Exercise description = The lines to be extracted begin at the line containing "Parse this screenshot: output" and end at the last line of the data below; copy them exactly and leave out the pictures.

----- Recorded data -----

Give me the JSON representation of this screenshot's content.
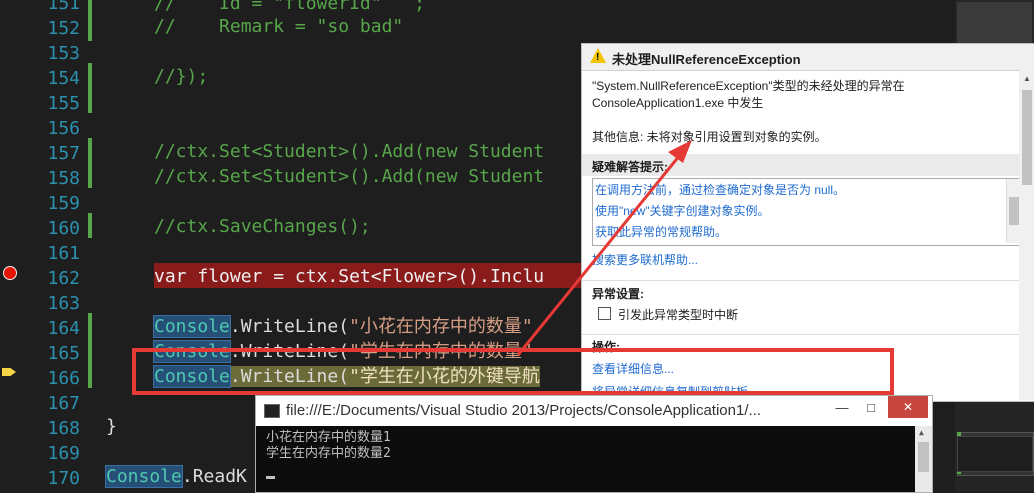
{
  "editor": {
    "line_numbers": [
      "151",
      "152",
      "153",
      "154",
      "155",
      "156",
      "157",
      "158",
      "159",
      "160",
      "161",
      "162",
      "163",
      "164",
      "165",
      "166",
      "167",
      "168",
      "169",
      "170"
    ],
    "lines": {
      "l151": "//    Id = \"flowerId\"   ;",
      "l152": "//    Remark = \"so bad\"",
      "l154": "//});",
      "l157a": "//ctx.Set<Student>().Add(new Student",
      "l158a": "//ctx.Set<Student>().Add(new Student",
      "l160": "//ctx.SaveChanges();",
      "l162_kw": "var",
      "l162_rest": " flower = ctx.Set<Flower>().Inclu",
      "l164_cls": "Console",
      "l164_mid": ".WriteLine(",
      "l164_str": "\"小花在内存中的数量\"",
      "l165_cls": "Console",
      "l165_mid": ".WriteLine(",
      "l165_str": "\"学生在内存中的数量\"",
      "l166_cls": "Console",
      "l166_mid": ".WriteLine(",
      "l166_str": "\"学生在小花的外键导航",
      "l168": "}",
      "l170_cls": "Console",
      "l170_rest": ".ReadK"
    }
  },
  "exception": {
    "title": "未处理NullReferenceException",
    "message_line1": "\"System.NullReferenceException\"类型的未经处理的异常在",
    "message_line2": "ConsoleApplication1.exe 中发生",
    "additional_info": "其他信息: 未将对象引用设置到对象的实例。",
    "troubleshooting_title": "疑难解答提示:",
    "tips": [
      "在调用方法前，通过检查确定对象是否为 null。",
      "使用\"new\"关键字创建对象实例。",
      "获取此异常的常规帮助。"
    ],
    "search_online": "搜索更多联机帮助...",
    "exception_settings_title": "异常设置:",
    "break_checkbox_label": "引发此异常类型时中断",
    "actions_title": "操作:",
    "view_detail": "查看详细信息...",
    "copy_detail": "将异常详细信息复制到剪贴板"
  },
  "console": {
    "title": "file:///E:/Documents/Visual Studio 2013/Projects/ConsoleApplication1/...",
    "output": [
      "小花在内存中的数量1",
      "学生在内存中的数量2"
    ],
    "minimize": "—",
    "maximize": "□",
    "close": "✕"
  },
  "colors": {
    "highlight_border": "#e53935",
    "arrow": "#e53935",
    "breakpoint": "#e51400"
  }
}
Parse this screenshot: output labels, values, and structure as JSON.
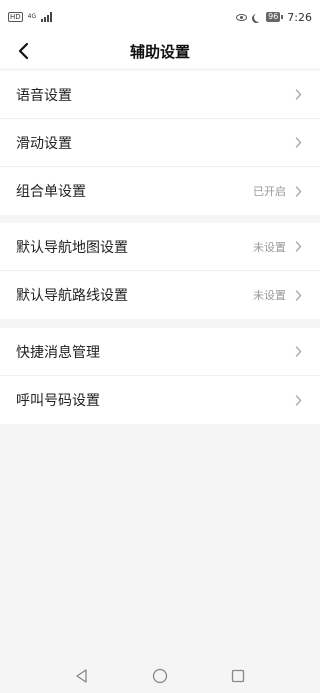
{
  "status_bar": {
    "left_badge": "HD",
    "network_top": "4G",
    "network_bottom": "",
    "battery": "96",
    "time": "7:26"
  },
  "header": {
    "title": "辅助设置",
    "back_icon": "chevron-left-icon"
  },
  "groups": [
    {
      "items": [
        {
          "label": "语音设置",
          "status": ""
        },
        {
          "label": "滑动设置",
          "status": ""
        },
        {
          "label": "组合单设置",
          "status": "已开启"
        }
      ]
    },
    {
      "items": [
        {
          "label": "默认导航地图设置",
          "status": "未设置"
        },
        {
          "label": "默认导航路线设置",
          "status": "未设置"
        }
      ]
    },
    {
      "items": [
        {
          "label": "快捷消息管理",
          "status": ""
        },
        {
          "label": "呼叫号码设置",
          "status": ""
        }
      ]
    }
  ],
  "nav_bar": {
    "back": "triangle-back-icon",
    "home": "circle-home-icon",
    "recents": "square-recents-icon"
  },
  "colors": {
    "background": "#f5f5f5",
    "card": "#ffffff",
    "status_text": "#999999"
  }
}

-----

Exercise solution =
Parse this screenshot: output labels, values, and structure as JSON.
{
  "status_bar": {
    "left_badge": "HD",
    "network_top": "4G",
    "network_bottom": "",
    "battery": "96",
    "time": "7:26"
  },
  "header": {
    "title": "辅助设置",
    "back_icon": "chevron-left-icon"
  },
  "groups": [
    {
      "items": [
        {
          "label": "语音设置",
          "status": ""
        },
        {
          "label": "滑动设置",
          "status": ""
        },
        {
          "label": "组合单设置",
          "status": "已开启"
        }
      ]
    },
    {
      "items": [
        {
          "label": "默认导航地图设置",
          "status": "未设置"
        },
        {
          "label": "默认导航路线设置",
          "status": "未设置"
        }
      ]
    },
    {
      "items": [
        {
          "label": "快捷消息管理",
          "status": ""
        },
        {
          "label": "呼叫号码设置",
          "status": ""
        }
      ]
    }
  ],
  "nav_bar": {
    "back": "triangle-back-icon",
    "home": "circle-home-icon",
    "recents": "square-recents-icon"
  },
  "colors": {
    "background": "#f5f5f5",
    "card": "#ffffff",
    "status_text": "#999999"
  }
}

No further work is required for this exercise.